The health crisis with the new coronavirus will not go away any time soon, but we are getting more and more reports of potential treatments that could cure or even prevent COVID-19,media BGR reported. Vaccines are “magic drugs” that can prevent SARS-COV-2 infections, but they are still a year away from the market. Despite reports that the first drug candidates will be approved for emergency use as soon as September. While preclinical and clinical trial data may be promising, there is no guarantee that these drugs will work in humans. If Oxford University’s breakthrough drug ChAdOx1 nCoV-19 proves to be efficient and safe, the Us will buy as many as 300 million doses of the first 1 billion doses of vaccine son from AstraZeneca in the future.
To ensure supply, the U.S. government has pledged $1.2 billion for the pharmaceutical company’s new coronavirus vaccine development.
The U.S. Department of Health agreed to pay the $1.2 billion fee to speed up research and development and secure supplies, Reuters reported. “This contract with AstraZeneca is an important milestone in Operation Warp Speed, which aims to achieve safe, effective and widely available vaccines by 2021,” said U.S. Health and Human Services Secretary John Azhar.

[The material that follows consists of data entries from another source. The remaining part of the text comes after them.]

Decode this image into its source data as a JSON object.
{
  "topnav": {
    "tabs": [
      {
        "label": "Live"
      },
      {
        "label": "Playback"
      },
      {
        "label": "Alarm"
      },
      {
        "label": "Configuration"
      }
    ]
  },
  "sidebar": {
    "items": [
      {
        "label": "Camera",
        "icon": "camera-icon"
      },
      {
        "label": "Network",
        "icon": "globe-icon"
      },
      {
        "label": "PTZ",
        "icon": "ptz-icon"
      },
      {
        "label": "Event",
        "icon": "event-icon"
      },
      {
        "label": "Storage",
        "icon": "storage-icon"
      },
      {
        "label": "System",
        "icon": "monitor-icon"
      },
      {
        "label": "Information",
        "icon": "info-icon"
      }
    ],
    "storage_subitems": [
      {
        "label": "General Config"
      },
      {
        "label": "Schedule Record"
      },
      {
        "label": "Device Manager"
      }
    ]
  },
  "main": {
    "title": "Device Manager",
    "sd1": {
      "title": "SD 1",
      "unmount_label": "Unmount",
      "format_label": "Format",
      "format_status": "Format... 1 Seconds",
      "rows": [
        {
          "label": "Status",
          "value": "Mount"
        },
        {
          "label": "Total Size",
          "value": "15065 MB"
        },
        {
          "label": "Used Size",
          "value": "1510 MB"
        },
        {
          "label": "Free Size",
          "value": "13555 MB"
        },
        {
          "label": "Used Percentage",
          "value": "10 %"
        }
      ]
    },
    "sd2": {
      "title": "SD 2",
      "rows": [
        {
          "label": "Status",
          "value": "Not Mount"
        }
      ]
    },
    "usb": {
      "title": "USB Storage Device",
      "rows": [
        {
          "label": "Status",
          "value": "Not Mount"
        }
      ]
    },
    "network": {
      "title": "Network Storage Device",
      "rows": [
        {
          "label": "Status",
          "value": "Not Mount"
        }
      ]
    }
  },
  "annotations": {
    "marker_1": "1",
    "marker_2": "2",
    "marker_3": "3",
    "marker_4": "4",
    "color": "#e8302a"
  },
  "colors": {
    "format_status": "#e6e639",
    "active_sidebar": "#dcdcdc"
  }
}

Earlier this week, Business Secretary Alok Sharma said the UK would receive 30m doses of the vaccine, which will be delivered in September – a result of the assumption that the vaccine is safe and effective. Since then, AstraZeneca says it has reached an agreement for at least 400million doses of the vaccine, ensuring the production of 1 billion doses of the vaccine. The first vaccines could be delivered as soon as September. The company is also in negotiations with other governments and the Serum Institute of India. The U.S. deal includes a Phase 3 clinical trial involving 30,000 U.S. volunteers.
Scientists at the University of Oxford have previously published their study detailing the effectiveness and safety of the vaccine for macaques. The work allowed Oxford University to move on to Phases 1 and 2 trials, which were launched a few weeks ago. About 1,000 people aged 18-55 in southern England were vaccinated against Oxford, and the results will soon come out.
ChAdOx1 nCoV-19 is a weakened version of the chimp common cold virus and cannot reproduce in humans. The role of the virus is to carry a specific protein in the S protein of SARS-CoV-2 in the body, which causes the immune system to respond. As a result, when a true coronavirus attacks the host, the immune system already has antibodies that can prevent infection. The vaccinated monkeys did show the presence of the virus in their nasal swabs, which some believe is an invalid sign. But the virus is almost non-existent in monkeys’ lungs, and it cannot be replicated. Autopsy results showed that none of the vaccinated monkeys showed signs consistent with COVID-19 lung lesions.
The AstraZeneca/Oxford partnership is on Morgan Stanley’s list of six most likely successful COVID-19 vaccines, but that’s just speculation.
Interestingly, the U.S. government’s investment in AstraZeneca’s drugs came after Moderna partially disclosed the success of its candidate vaccine in human trials. Moderna pioneered phase 1 trials and said it had evidence that the RNA vaccine was effective. Many questionthed how Moderna chose to share data on this potential COVID-19 therapy. The company did not disclose key information in its announcement last week. As a result of the investment that began in 2013, AstraZeneca also owns 7.7 per cent of Moderna.
The National Institute of Allergy and Infectious Diseases (NIAID) did not respond to the findings in any way. NIAID is a partner of Moderna. A few weeks ago, Dr. Anthony Fauci, America’s top infectious disease expert, said of the company’s mRNA-1273 that the first vaccine could be available in early 2021 if all goes well.
But, as Reuters points out, the U.S. has also struck deals with other companies, including Johnson and Johnson and Sanofi. The two companies are also on Morgan Stanley’s list, but they have not moved their coronavirus vaccine candidates to clinical trials.